What’s Being Fined? Not Corporate Crime
One way to check on government action against corporate crime is to type into Google News the word “fined.”
Who is getting fined for wrongdoing?
Five years or so ago, if you did this, you would get a smattering of corporate criminals on the first page.
But let’s look and see what we get today.
First story up out of the NBA — Paul George, Marcus Morris fined for Saturday’s altercation.
Second story up also out of the NBA — Bucks’ Mayo fined $25,000 by NBA for dispute with referee.
Then you have a story out of Thailand — Western tourists fined for flashing their breasts on Thai island of Phuket.
Then you have your first business being fined, but it ain’t no giant corporate criminal — Wayne Pet Store Facing $13,500 Fine From the State, Wayne’s Puppies was hit with 27 violations from the state Division of Consumer Affairs for improperly selling dogs.
Then you have 1,000 people being fined in New Delhi, India for vehicular pollution – 1,000 Fined On Odd-Even’s Big Trial, Minister Says Delhi Approves Scheme.
A story out of the NFL — Rams punter Johnny Hekker fined for blindside block on Cliff Avril.
A story out of the UK on people being fined for littering — Litter louts could be fined up to £150 under new council plans.
And the final story on page one is people being fined for speeding on the Gold Coast Highway in Australia – Record number of Gold Coasters fined for speeding but it hasn’t curbed road toll increase.
So who’s getting fined this week?
Athletes, tourists, drivers, small businesses and consumers.
Corporate criminals?
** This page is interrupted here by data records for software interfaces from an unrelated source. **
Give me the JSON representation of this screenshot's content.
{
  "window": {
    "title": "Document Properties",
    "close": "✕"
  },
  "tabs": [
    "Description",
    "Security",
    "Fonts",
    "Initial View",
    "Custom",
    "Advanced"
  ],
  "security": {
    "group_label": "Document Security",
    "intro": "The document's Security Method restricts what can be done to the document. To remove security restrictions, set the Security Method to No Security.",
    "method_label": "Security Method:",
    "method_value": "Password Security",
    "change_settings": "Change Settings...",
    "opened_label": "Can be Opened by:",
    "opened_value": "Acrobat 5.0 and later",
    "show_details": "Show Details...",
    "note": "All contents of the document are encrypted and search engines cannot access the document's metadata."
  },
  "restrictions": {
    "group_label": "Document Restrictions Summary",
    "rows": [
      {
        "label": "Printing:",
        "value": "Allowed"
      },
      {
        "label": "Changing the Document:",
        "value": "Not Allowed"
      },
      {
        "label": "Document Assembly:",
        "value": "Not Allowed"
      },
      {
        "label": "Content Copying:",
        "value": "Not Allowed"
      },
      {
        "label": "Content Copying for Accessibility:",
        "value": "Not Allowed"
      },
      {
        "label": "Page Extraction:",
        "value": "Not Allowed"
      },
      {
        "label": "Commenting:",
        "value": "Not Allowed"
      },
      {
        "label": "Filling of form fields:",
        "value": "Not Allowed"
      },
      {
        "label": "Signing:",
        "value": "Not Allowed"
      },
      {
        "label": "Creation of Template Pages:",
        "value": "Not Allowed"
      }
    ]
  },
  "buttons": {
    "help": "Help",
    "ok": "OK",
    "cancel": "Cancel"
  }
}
No.
Corporate crime down?
By all indications, corporate crime is up.
But the corporations have worked overtime inside the beltway to fight against the corporate crime police and limit their effectiveness.
They have worked overtime to massage the law so that it is more difficult to prosecute these crimes. (Most recently, for example, corporate lobbyists have secured a hard earned victory to implement mens rea reform.)
Ten years ago, when corporations committed a crime, they would be criminally prosecuted and fined.
Now, they enter into deferred and non prosecution agreements and pay money to settle a case.
When they enter into these agreements, prosecutors don’t say they are fining the company — after all, you fine someone who has committed a wrong — and corporations no longer admit wrongdoing.
Instead, prosecutors and enforcement officials typically report in their press releases that the corporation “agrees to pay” so many millions of dollars.
If you are a football or basketball star or a tourist in Thailand, you admit to the crime and pay the fine.
If you are a corporate criminal, just have your lawyer work up the necessary papers.
Neither admit nor deny. Deferred prosecution. Non prosecution. Agree to pay.
Can’t we all just get along?